We're fortunate that we're located in an area of the country where we've got two large metropolitan areas, New York and Philadelphia. So when a customer wants that form of entertainment, they have the luxury of driving in versus booking a flight and trying to fly in. So that's advantageous for us.

ALEXIS CHRISTOFOROUS: I want to ask about your restaurants there. You've got lots of great restaurants. Wolfgang Puck has his restaurant there, Bobby Flay, among others. Are people coming in and dining indoors? What's that been like for you?

MELONIE JOHNSON: We initially opened on July 23 with outdoor dining, which was very challenging. But the team at Borgata, food and beverage, entertainment, audiovisual facilities, we had an extraordinarily, I think phenomenal outdoor experience, where we chose to open later than our competitors in Atlantic City because we wanted to make sure whatever offerings we provided to our guests on the exterior of the business represented our brand.

We had Amphora Gardens, we had an outdoor dining experience at The Water Club we had a food truck, and we also had Borgata Street Eats on the first floor of our self parking garage. But now that we're allowed to have a dining experience indoor, we're at 25% occupancy. And of course, there's 6 feet of social distancing. So it limits the number of reservations we can take on a nightly basis. But we've seen this be very profitable and good for the property as well as our guests. And we're providing a great Borgata experience indoor right now with limited capacity.

ALEXIS CHRISTOFOROUS: When do you expect things to get back to pre pandemic levels, your hotel bookings, and your foot traffic in the casinos?

MELONIE JOHNSON: Oh, God. I wish I had the crystal ball to give you an exact answer on that. But right now, we're hopeful, very hopeful, that once we can get individuals vaccinated and we get to a point when we have herd immunity, hopefully sometimes towards the latter part of this year, we can see things move to more of a normal experience at the property and within the community.

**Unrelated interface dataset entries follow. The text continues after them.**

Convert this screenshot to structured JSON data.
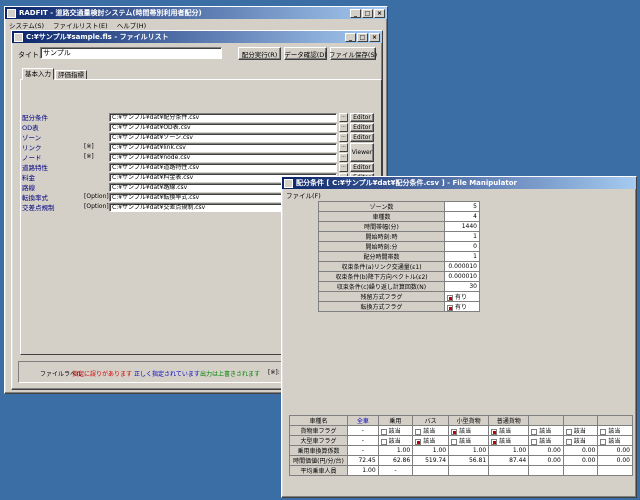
{
  "main": {
    "title": "RADFIT - 道路交通量検討システム(時間帯別利用者配分)",
    "menu": [
      "システム(S)",
      "ファイルリスト(E)",
      "ヘルプ(H)"
    ]
  },
  "filelist": {
    "title": "C:¥サンプル¥sample.fls - ファイルリスト",
    "title_label": "タイトル",
    "title_value": "サンプル",
    "buttons": {
      "run": "配分実行(R)",
      "check": "データ確認(D)",
      "save": "ファイル保存(S)"
    },
    "tabs": [
      "基本入力",
      "評価指標"
    ],
    "rows": [
      {
        "label": "配分条件",
        "opt": "",
        "path": "C:¥サンプル¥dat¥配分条件.csv",
        "action": "Editor"
      },
      {
        "label": "OD表",
        "opt": "",
        "path": "C:¥サンプル¥dat¥OD表.csv",
        "action": "Editor"
      },
      {
        "label": "ゾーン",
        "opt": "",
        "path": "C:¥サンプル¥dat¥ゾーン.csv",
        "action": "Editor"
      },
      {
        "label": "リンク",
        "opt": "[※]",
        "path": "C:¥サンプル¥dat¥link.csv",
        "action": "Viewer"
      },
      {
        "label": "ノード",
        "opt": "[※]",
        "path": "C:¥サンプル¥dat¥node.csv",
        "action": ""
      },
      {
        "label": "道路特性",
        "opt": "",
        "path": "C:¥サンプル¥dat¥道路特性.csv",
        "action": "Editor"
      },
      {
        "label": "料金",
        "opt": "",
        "path": "C:¥サンプル¥dat¥料金表.csv",
        "action": "Editor"
      },
      {
        "label": "路線",
        "opt": "",
        "path": "C:¥サンプル¥dat¥路線.csv",
        "action": "Editor"
      },
      {
        "label": "転換率式",
        "opt": "[Option]",
        "path": "C:¥サンプル¥dat¥転換率式.csv",
        "action": "Editor"
      },
      {
        "label": "交差点規制",
        "opt": "[Option]",
        "path": "C:¥サンプル¥dat¥交差点規制.csv",
        "action": "Editor"
      }
    ],
    "legend": {
      "head": "ファイルラベル:",
      "error": "指定に誤りがあります",
      "ok": "正しく指定されています",
      "overwrite": "出力は上書きされます",
      "mark": "[※]:"
    },
    "colors": {
      "error": "#d00000",
      "ok": "#0000c0",
      "overwrite": "#008000"
    }
  },
  "fm": {
    "title": "配分条件 [ C:¥サンプル¥dat¥配分条件.csv ] - File Manipulator",
    "menu": "ファイル(F)",
    "params": [
      {
        "label": "ゾーン数",
        "value": "5"
      },
      {
        "label": "車種数",
        "value": "4"
      },
      {
        "label": "時間帯幅(分)",
        "value": "1440"
      },
      {
        "label": "開始時刻:時",
        "value": "1"
      },
      {
        "label": "開始時刻:分",
        "value": "0"
      },
      {
        "label": "配分時間帯数",
        "value": "1"
      },
      {
        "label": "収束条件(a)リンク交通量(ε1)",
        "value": "0.000010"
      },
      {
        "label": "収束条件(b)降下方向ベクトル(ε2)",
        "value": "0.000010"
      },
      {
        "label": "収束条件(c)繰り返し計算回数(N)",
        "value": "30"
      },
      {
        "label": "残留方式フラグ",
        "value": "有り",
        "check": true
      },
      {
        "label": "転換方式フラグ",
        "value": "有り",
        "check": true
      }
    ],
    "vehicle_table": {
      "row_header": "車種名",
      "columns": [
        "全車",
        "乗用",
        "バス",
        "小型貨物",
        "普通貨物",
        "",
        "",
        ""
      ],
      "rows": [
        {
          "label": "貨物車フラグ",
          "cells": [
            "-",
            "該当",
            "該当",
            "該当",
            "該当",
            "該当",
            "該当",
            "該当"
          ],
          "checked": [
            false,
            false,
            false,
            true,
            true,
            false,
            false,
            false
          ]
        },
        {
          "label": "大型車フラグ",
          "cells": [
            "-",
            "該当",
            "該当",
            "該当",
            "該当",
            "該当",
            "該当",
            "該当"
          ],
          "checked": [
            false,
            false,
            true,
            false,
            true,
            false,
            false,
            false
          ]
        },
        {
          "label": "乗用車換算係数",
          "cells": [
            "-",
            "1.00",
            "1.00",
            "1.00",
            "1.00",
            "0.00",
            "0.00",
            "0.00"
          ]
        },
        {
          "label": "時間価値(円/分/台)",
          "cells": [
            "72.45",
            "62.86",
            "519.74",
            "56.81",
            "87.44",
            "0.00",
            "0.00",
            "0.00"
          ]
        },
        {
          "label": "平均乗車人員",
          "cells": [
            "1.00",
            "-",
            "",
            "",
            "",
            "",
            "",
            ""
          ]
        }
      ]
    }
  }
}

ALEXIS CHRISTOFOROUS: We are all hopeful for that. Melonie Johnson, president and COO of Borgata Hotel and Casino. Good luck to you.

MELONIE JOHNSON: Thank you so much.